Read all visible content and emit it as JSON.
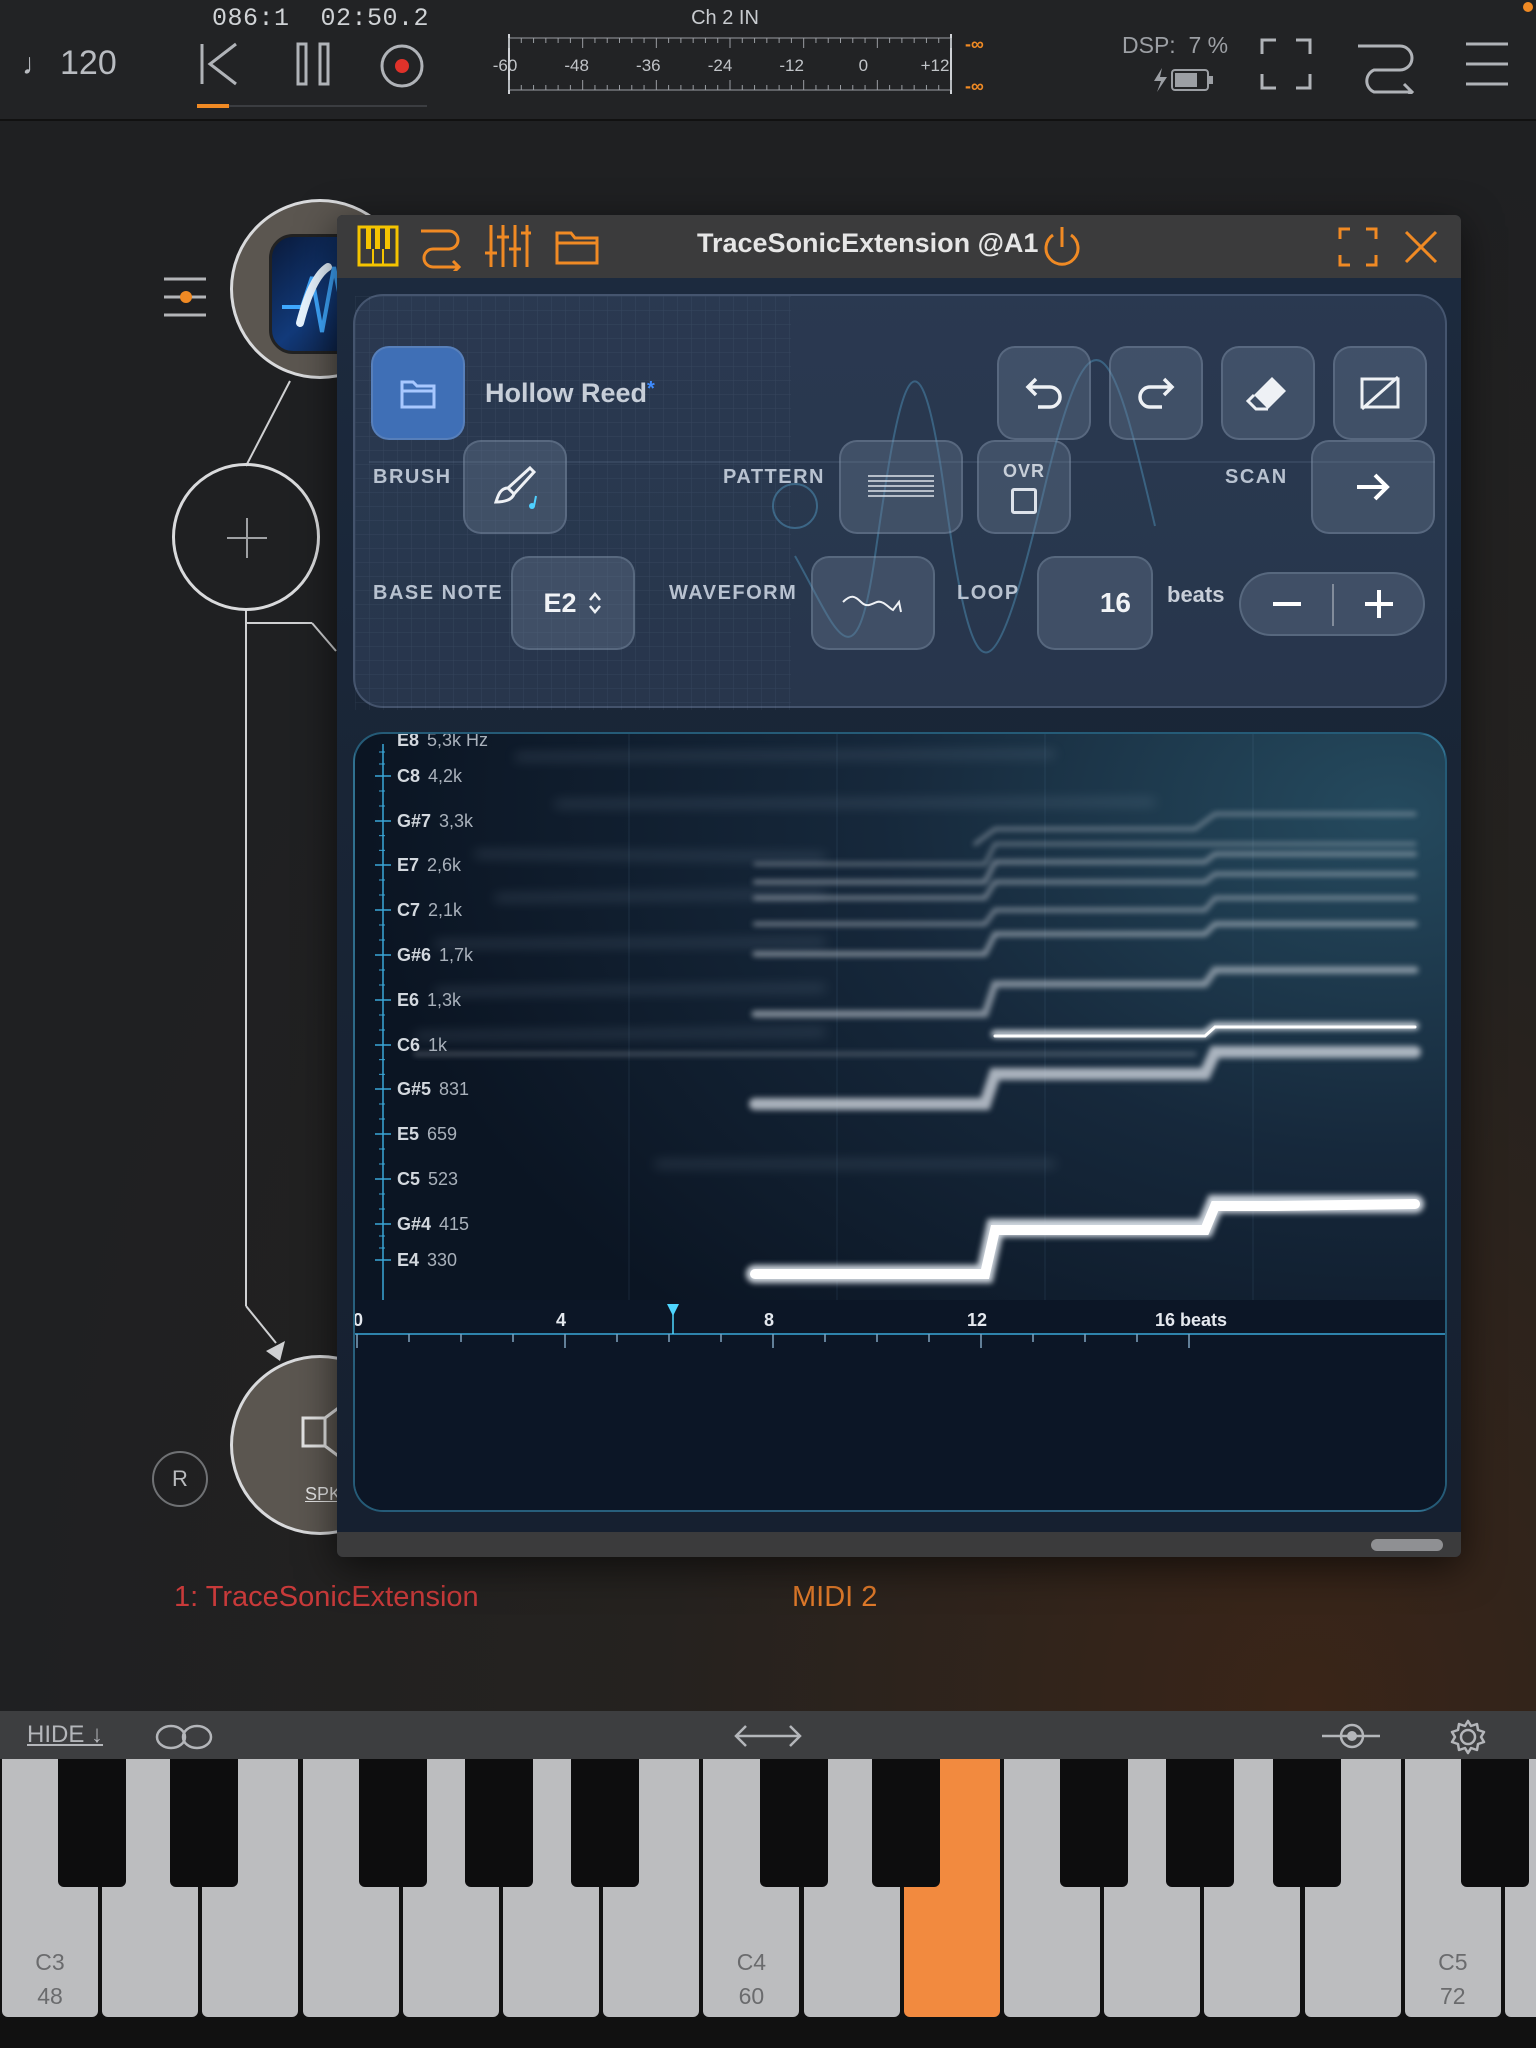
{
  "transport": {
    "tempo": "120",
    "position_bars": "086:1",
    "position_time": "02:50.2",
    "playhead_progress": 0.14
  },
  "meter": {
    "title": "Ch 2 IN",
    "scale": [
      "-60",
      "-48",
      "-36",
      "-24",
      "-12",
      "0",
      "+12"
    ],
    "peak_top": "-∞",
    "peak_bottom": "-∞"
  },
  "dsp": {
    "label": "DSP:",
    "value": "7 %"
  },
  "workspace": {
    "track_name": "1: TraceSonicExtension",
    "midi_label": "MIDI 2",
    "record_label": "R",
    "speaker_label": "SPK"
  },
  "plugin": {
    "title": "TraceSonicExtension @A1",
    "preset_name": "Hollow Reed",
    "preset_modified": "*",
    "brush_label": "BRUSH",
    "pattern_label": "PATTERN",
    "ovr_label": "OVR",
    "scan_label": "SCAN",
    "base_note_label": "BASE NOTE",
    "base_note_value": "E2",
    "waveform_label": "WAVEFORM",
    "loop_label": "LOOP",
    "loop_value": "16",
    "loop_unit": "beats"
  },
  "spectrogram": {
    "freq_rows": [
      {
        "note": "E8",
        "hz": "5,3k Hz"
      },
      {
        "note": "C8",
        "hz": "4,2k"
      },
      {
        "note": "G#7",
        "hz": "3,3k"
      },
      {
        "note": "E7",
        "hz": "2,6k"
      },
      {
        "note": "C7",
        "hz": "2,1k"
      },
      {
        "note": "G#6",
        "hz": "1,7k"
      },
      {
        "note": "E6",
        "hz": "1,3k"
      },
      {
        "note": "C6",
        "hz": "1k"
      },
      {
        "note": "G#5",
        "hz": "831"
      },
      {
        "note": "E5",
        "hz": "659"
      },
      {
        "note": "C5",
        "hz": "523"
      },
      {
        "note": "G#4",
        "hz": "415"
      },
      {
        "note": "E4",
        "hz": "330"
      }
    ],
    "beat_labels": [
      "0",
      "4",
      "8",
      "12",
      "16 beats"
    ]
  },
  "keyboard": {
    "hide_label": "HIDE ↓",
    "labels": [
      {
        "note": "C3",
        "num": "48"
      },
      {
        "note": "C4",
        "num": "60"
      },
      {
        "note": "C5",
        "num": "72"
      }
    ],
    "active_key_color": "#f28a3f"
  },
  "colors": {
    "accent": "#f08a24",
    "plugin_icon_yellow": "#f5c400",
    "track_red": "#c83a3a"
  }
}
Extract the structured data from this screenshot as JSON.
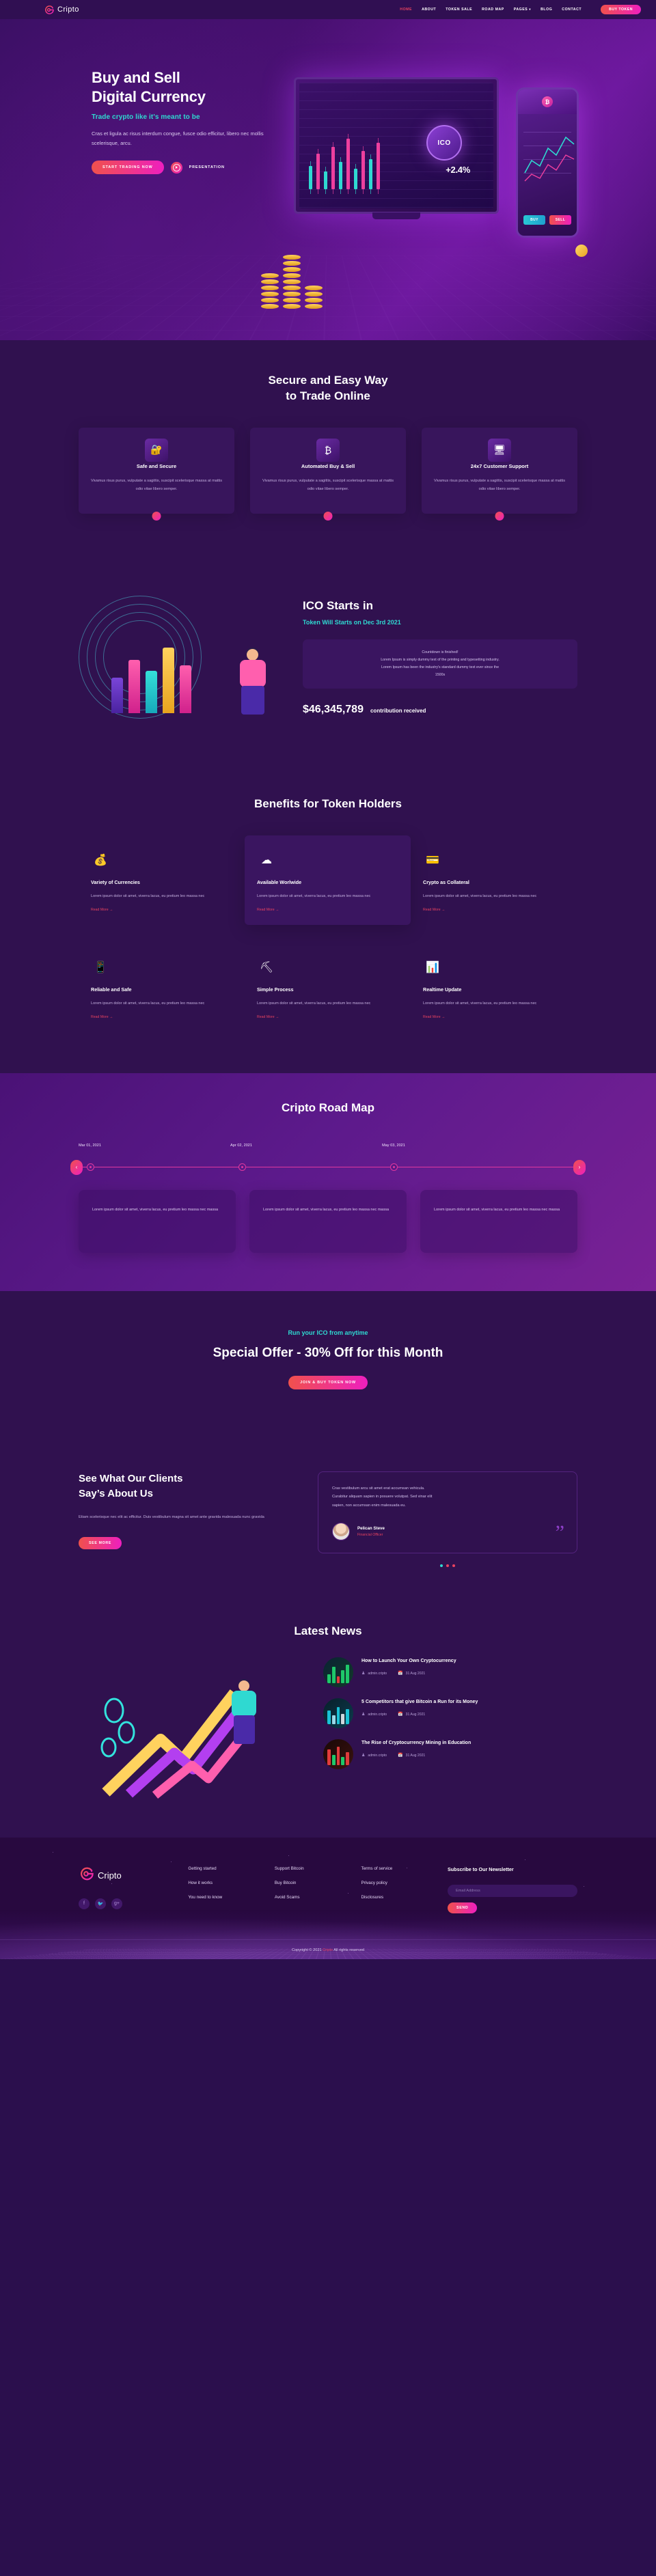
{
  "brand": {
    "name": "Cripto",
    "logo_icon": "cripto-spiral-logo"
  },
  "nav": {
    "items": [
      {
        "label": "HOME",
        "active": true
      },
      {
        "label": "ABOUT",
        "active": false
      },
      {
        "label": "TOKEN SALE",
        "active": false
      },
      {
        "label": "ROAD MAP",
        "active": false
      },
      {
        "label": "PAGES",
        "active": false,
        "has_dropdown": true
      },
      {
        "label": "BLOG",
        "active": false
      },
      {
        "label": "CONTACT",
        "active": false
      }
    ],
    "cta": "BUY TOKEN"
  },
  "hero": {
    "title_line1": "Buy and Sell",
    "title_line2": "Digital Currency",
    "subtitle": "Trade crypto like it's meant to be",
    "paragraph": "Cras et ligula ac risus interdum congue, fusce odio efficitur, libero nec mollis scelerisque, arcu.",
    "primary_cta": "START TRADING NOW",
    "secondary_cta": "PRESENTATION",
    "artwork": {
      "ico_badge": "ICO",
      "percent_change": "+2.4%",
      "phone_coin": "₿",
      "phone_buy": "BUY",
      "phone_sell": "SELL"
    }
  },
  "features": {
    "title_line1": "Secure and Easy Way",
    "title_line2": "to Trade Online",
    "cards": [
      {
        "icon": "lock-shield-icon",
        "glyph": "🔐",
        "title": "Safe and Secure",
        "text": "Vivamus risus purus, vulputate a sagittis, suscipit scelerisque massa at mattis odio vitae libero semper."
      },
      {
        "icon": "bitcoin-exchange-icon",
        "glyph": "₿",
        "title": "Automated Buy & Sell",
        "text": "Vivamus risus purus, vulputate a sagittis, suscipit scelerisque massa at mattis odio vitae libero semper."
      },
      {
        "icon": "support-screen-icon",
        "glyph": "🖥",
        "title": "24x7 Customer Support",
        "text": "Vivamus risus purus, vulputate a sagittis, suscipit scelerisque massa at mattis odio vitae libero semper."
      }
    ]
  },
  "ico": {
    "heading": "ICO Starts in",
    "subheading": "Token Will Starts on Dec 3rd 2021",
    "countdown_lines": [
      "Countdown is finished!",
      "Lorem Ipsum is simply dummy text of the printing and typesetting industry.",
      "Lorem Ipsum has been the industry's standard dummy text ever since the",
      "1500s"
    ],
    "amount": "$46,345,789",
    "amount_label": "contribution received"
  },
  "benefits": {
    "title": "Benefits for Token Holders",
    "read_more": "Read More →",
    "cards": [
      {
        "icon": "money-bag-icon",
        "glyph": "💰",
        "title": "Variety of Currencies",
        "text": "Lorem ipsum dolor sit amet, viverra lacus, eu pretium leo massa nec",
        "highlight": false
      },
      {
        "icon": "cloud-network-icon",
        "glyph": "☁",
        "title": "Available Worlwide",
        "text": "Lorem ipsum dolor sit amet, viverra lacus, eu pretium leo massa nec",
        "highlight": true
      },
      {
        "icon": "crypto-card-icon",
        "glyph": "💳",
        "title": "Crypto as Collateral",
        "text": "Lorem ipsum dolor sit amet, viverra lacus, eu pretium leo massa nec",
        "highlight": false
      },
      {
        "icon": "secure-wallet-icon",
        "glyph": "📱",
        "title": "Reliable and Safe",
        "text": "Lorem ipsum dolor sit amet, viverra lacus, eu pretium leo massa nec",
        "highlight": false
      },
      {
        "icon": "mining-pickaxe-icon",
        "glyph": "⛏",
        "title": "Simple Process",
        "text": "Lorem ipsum dolor sit amet, viverra lacus, eu pretium leo massa nec",
        "highlight": false
      },
      {
        "icon": "realtime-chart-icon",
        "glyph": "📊",
        "title": "Realtime Update",
        "text": "Lorem ipsum dolor sit amet, viverra lacus, eu pretium leo massa nec",
        "highlight": false
      }
    ]
  },
  "roadmap": {
    "title": "Cripto Road Map",
    "prev_icon": "chevron-left-icon",
    "next_icon": "chevron-right-icon",
    "milestones": [
      {
        "date": "Mar 01, 2021",
        "text": "Lorem ipsum dolor sit amet, viverra lacus, eu pretium leo massa nec massa"
      },
      {
        "date": "Apr 02, 2021",
        "text": "Lorem ipsum dolor sit amet, viverra lacus, eu pretium leo massa nec massa"
      },
      {
        "date": "May 03, 2021",
        "text": "Lorem ipsum dolor sit amet, viverra lacus, eu pretium leo massa nec massa"
      }
    ]
  },
  "offer": {
    "eyebrow": "Run your ICO from anytime",
    "headline": "Special Offer - 30% Off for this Month",
    "cta": "JOIN & BUY TOKEN NOW"
  },
  "testimonials": {
    "heading_line1": "See What Our Clients",
    "heading_line2": "Say’s About Us",
    "paragraph": "Etiam scelerisque nec elit ac efficitur. Duis vestibulum magna sit amet ante gravida malesuada nunc gravida",
    "cta": "SEE MORE",
    "quote_lines": [
      "Cras vestibulum arcu sit amet erat accumsan vehicula.",
      "Curabitur aliquam sapien in posuere volutpat. Sed vinar elit",
      "sapien, non accumsan enim malesuada eu."
    ],
    "author_name": "Pelican Steve",
    "author_role": "Financial Officer",
    "quote_icon": "quotation-mark-icon",
    "active_dot": 0,
    "dot_count": 3
  },
  "news": {
    "title": "Latest News",
    "author_icon": "user-icon",
    "date_icon": "calendar-icon",
    "items": [
      {
        "title": "How to Launch Your Own Cryptocurrency",
        "author": "admin.cripto",
        "date": "31 Aug 2021"
      },
      {
        "title": "5 Competitors that give Bitcoin a Run for its Money",
        "author": "admin.cripto",
        "date": "31 Aug 2021"
      },
      {
        "title": "The Rise of Cryptocurrency Mining in Education",
        "author": "admin.cripto",
        "date": "31 Aug 2021"
      }
    ]
  },
  "footer": {
    "brand": "Cripto",
    "socials": [
      {
        "name": "facebook-icon",
        "glyph": "f"
      },
      {
        "name": "twitter-icon",
        "glyph": "🐦"
      },
      {
        "name": "google-plus-icon",
        "glyph": "g+"
      }
    ],
    "columns": [
      {
        "links": [
          "Getting started",
          "How it works",
          "You need to know"
        ]
      },
      {
        "links": [
          "Support Bitcoin",
          "Buy Bitcoin",
          "Avoid Scams"
        ]
      },
      {
        "links": [
          "Terms of service",
          "Privacy policy",
          "Disclosures"
        ]
      }
    ],
    "newsletter": {
      "heading": "Subscribe to Our Newsletter",
      "placeholder": "Email Address",
      "value": "",
      "button": "SEND"
    },
    "copyright_pre": "Copyright © 2021 ",
    "copyright_brand": "Cripto",
    "copyright_post": " All rights reserved"
  },
  "colors": {
    "bg": "#30114f",
    "accent_pink": "#ee1fbf",
    "accent_red": "#f0514c",
    "teal": "#2fd9d1",
    "card": "#38155c"
  }
}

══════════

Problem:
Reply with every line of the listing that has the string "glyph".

Task response:
        "glyph": "🔐",
        "glyph": "₿",
        "glyph": "🖥",
        "glyph": "💰",
        "glyph": "☁",
        "glyph": "💳",
        "glyph": "📱",
        "glyph": "⛏",
        "glyph": "📊",
        "glyph": "f"
        "glyph": "🐦"
        "glyph": "g+"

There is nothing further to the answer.